• _Exercise requirements_
Would you set down the data that follows, word for word, without any pictures?

• _Extracted records_
◇ ◇ ◇ ◇ ◇ ◇ ◇
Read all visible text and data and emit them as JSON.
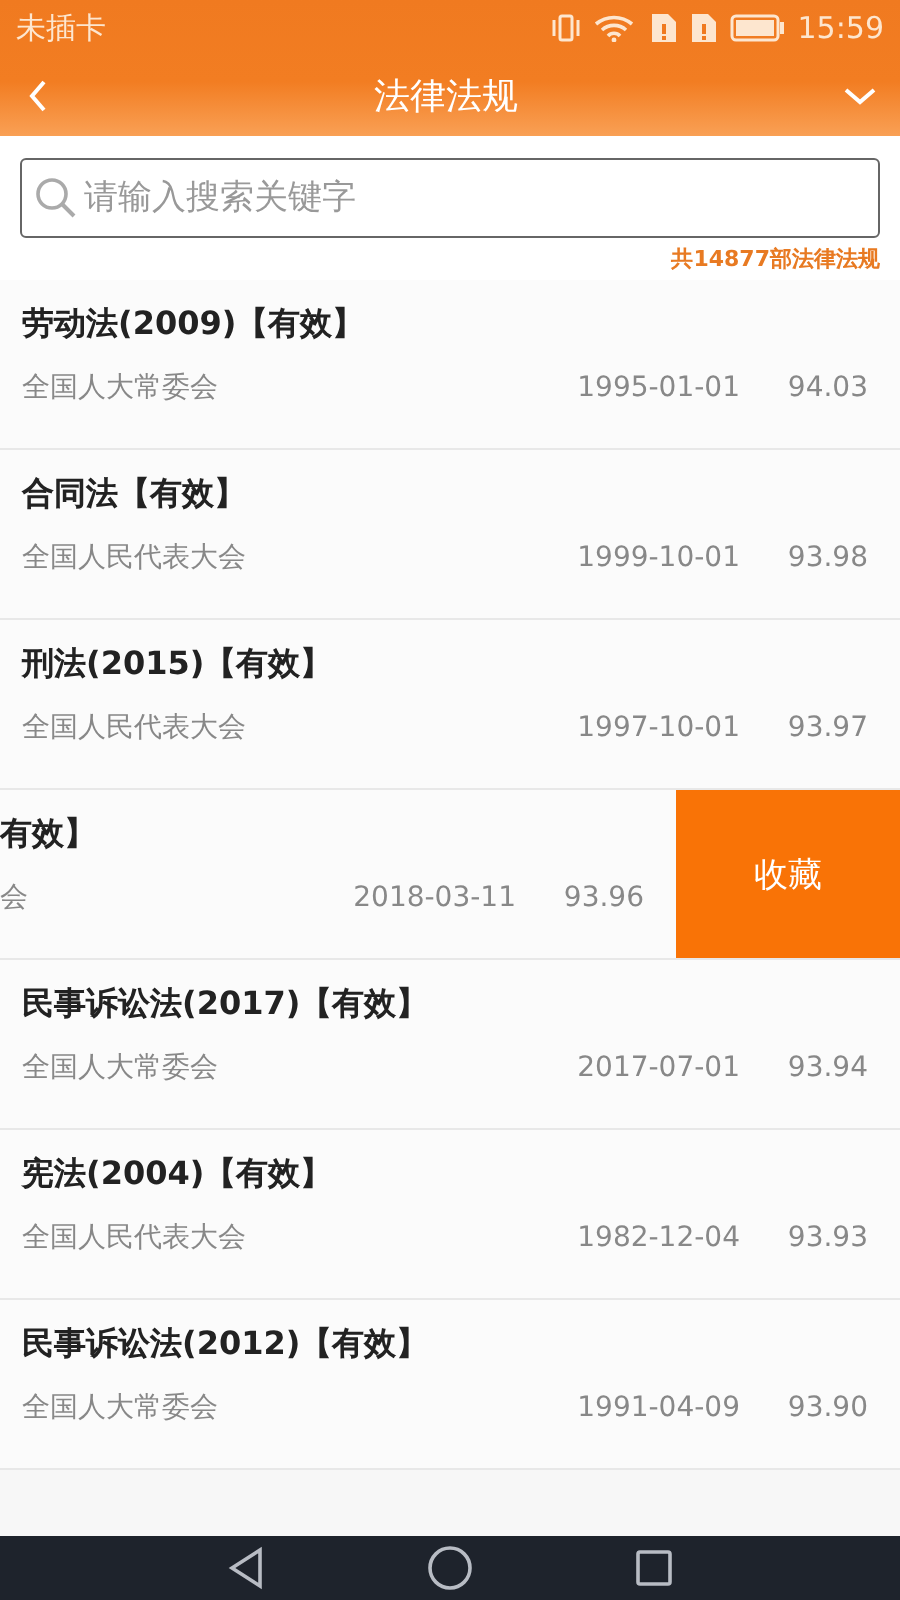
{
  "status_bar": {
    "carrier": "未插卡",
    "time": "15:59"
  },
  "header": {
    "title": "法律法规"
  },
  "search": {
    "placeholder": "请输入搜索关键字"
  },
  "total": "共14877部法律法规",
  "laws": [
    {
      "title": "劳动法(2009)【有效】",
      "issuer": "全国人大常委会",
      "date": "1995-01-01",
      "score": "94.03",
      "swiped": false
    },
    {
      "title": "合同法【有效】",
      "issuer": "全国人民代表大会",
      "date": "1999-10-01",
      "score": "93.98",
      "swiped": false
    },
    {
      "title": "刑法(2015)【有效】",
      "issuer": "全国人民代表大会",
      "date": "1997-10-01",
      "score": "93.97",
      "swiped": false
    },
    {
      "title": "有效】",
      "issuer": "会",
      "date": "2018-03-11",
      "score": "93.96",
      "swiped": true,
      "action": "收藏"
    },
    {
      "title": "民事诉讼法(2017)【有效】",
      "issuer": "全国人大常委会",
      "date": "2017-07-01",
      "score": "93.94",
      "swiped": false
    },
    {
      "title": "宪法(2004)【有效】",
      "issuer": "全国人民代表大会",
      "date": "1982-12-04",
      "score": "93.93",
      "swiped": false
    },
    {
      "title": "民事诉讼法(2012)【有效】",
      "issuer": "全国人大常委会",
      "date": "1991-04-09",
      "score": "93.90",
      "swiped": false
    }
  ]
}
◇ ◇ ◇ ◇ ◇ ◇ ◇
• _Task response_
Read all visible text and data and emit them as JSON.
{
  "status_bar": {
    "carrier": "未插卡",
    "time": "15:59"
  },
  "header": {
    "title": "法律法规"
  },
  "search": {
    "placeholder": "请输入搜索关键字"
  },
  "total": "共14877部法律法规",
  "laws": [
    {
      "title": "劳动法(2009)【有效】",
      "issuer": "全国人大常委会",
      "date": "1995-01-01",
      "score": "94.03",
      "swiped": false
    },
    {
      "title": "合同法【有效】",
      "issuer": "全国人民代表大会",
      "date": "1999-10-01",
      "score": "93.98",
      "swiped": false
    },
    {
      "title": "刑法(2015)【有效】",
      "issuer": "全国人民代表大会",
      "date": "1997-10-01",
      "score": "93.97",
      "swiped": false
    },
    {
      "title": "有效】",
      "issuer": "会",
      "date": "2018-03-11",
      "score": "93.96",
      "swiped": true,
      "action": "收藏"
    },
    {
      "title": "民事诉讼法(2017)【有效】",
      "issuer": "全国人大常委会",
      "date": "2017-07-01",
      "score": "93.94",
      "swiped": false
    },
    {
      "title": "宪法(2004)【有效】",
      "issuer": "全国人民代表大会",
      "date": "1982-12-04",
      "score": "93.93",
      "swiped": false
    },
    {
      "title": "民事诉讼法(2012)【有效】",
      "issuer": "全国人大常委会",
      "date": "1991-04-09",
      "score": "93.90",
      "swiped": false
    }
  ]
}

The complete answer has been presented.